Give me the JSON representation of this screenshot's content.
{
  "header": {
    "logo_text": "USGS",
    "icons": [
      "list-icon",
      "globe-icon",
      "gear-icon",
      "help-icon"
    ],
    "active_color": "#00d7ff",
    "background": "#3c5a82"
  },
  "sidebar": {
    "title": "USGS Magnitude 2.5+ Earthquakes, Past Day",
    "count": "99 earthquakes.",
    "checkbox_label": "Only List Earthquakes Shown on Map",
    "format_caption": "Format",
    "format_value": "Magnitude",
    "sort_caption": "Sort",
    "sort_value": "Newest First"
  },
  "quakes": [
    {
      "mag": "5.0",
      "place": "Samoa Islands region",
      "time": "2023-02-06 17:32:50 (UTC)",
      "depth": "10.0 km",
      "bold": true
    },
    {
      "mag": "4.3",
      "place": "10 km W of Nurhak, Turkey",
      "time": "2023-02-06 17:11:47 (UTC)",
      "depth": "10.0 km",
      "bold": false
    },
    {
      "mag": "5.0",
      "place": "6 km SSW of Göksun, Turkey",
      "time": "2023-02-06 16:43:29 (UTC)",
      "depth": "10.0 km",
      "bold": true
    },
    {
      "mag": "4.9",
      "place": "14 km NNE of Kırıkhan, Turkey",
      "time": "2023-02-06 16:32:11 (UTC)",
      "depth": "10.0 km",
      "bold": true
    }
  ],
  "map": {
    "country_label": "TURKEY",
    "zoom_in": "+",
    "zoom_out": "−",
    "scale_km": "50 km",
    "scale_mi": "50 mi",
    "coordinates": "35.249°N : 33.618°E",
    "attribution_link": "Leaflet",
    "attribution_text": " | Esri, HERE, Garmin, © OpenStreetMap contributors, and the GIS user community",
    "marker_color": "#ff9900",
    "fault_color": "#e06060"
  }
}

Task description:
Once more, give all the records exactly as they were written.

Answer for the task:
Give me the JSON representation of this screenshot's content.
{
  "header": {
    "logo_text": "USGS",
    "icons": [
      "list-icon",
      "globe-icon",
      "gear-icon",
      "help-icon"
    ],
    "active_color": "#00d7ff",
    "background": "#3c5a82"
  },
  "sidebar": {
    "title": "USGS Magnitude 2.5+ Earthquakes, Past Day",
    "count": "99 earthquakes.",
    "checkbox_label": "Only List Earthquakes Shown on Map",
    "format_caption": "Format",
    "format_value": "Magnitude",
    "sort_caption": "Sort",
    "sort_value": "Newest First"
  },
  "quakes": [
    {
      "mag": "5.0",
      "place": "Samoa Islands region",
      "time": "2023-02-06 17:32:50 (UTC)",
      "depth": "10.0 km",
      "bold": true
    },
    {
      "mag": "4.3",
      "place": "10 km W of Nurhak, Turkey",
      "time": "2023-02-06 17:11:47 (UTC)",
      "depth": "10.0 km",
      "bold": false
    },
    {
      "mag": "5.0",
      "place": "6 km SSW of Göksun, Turkey",
      "time": "2023-02-06 16:43:29 (UTC)",
      "depth": "10.0 km",
      "bold": true
    },
    {
      "mag": "4.9",
      "place": "14 km NNE of Kırıkhan, Turkey",
      "time": "2023-02-06 16:32:11 (UTC)",
      "depth": "10.0 km",
      "bold": true
    }
  ],
  "map": {
    "country_label": "TURKEY",
    "zoom_in": "+",
    "zoom_out": "−",
    "scale_km": "50 km",
    "scale_mi": "50 mi",
    "coordinates": "35.249°N : 33.618°E",
    "attribution_link": "Leaflet",
    "attribution_text": " | Esri, HERE, Garmin, © OpenStreetMap contributors, and the GIS user community",
    "marker_color": "#ff9900",
    "fault_color": "#e06060"
  }
}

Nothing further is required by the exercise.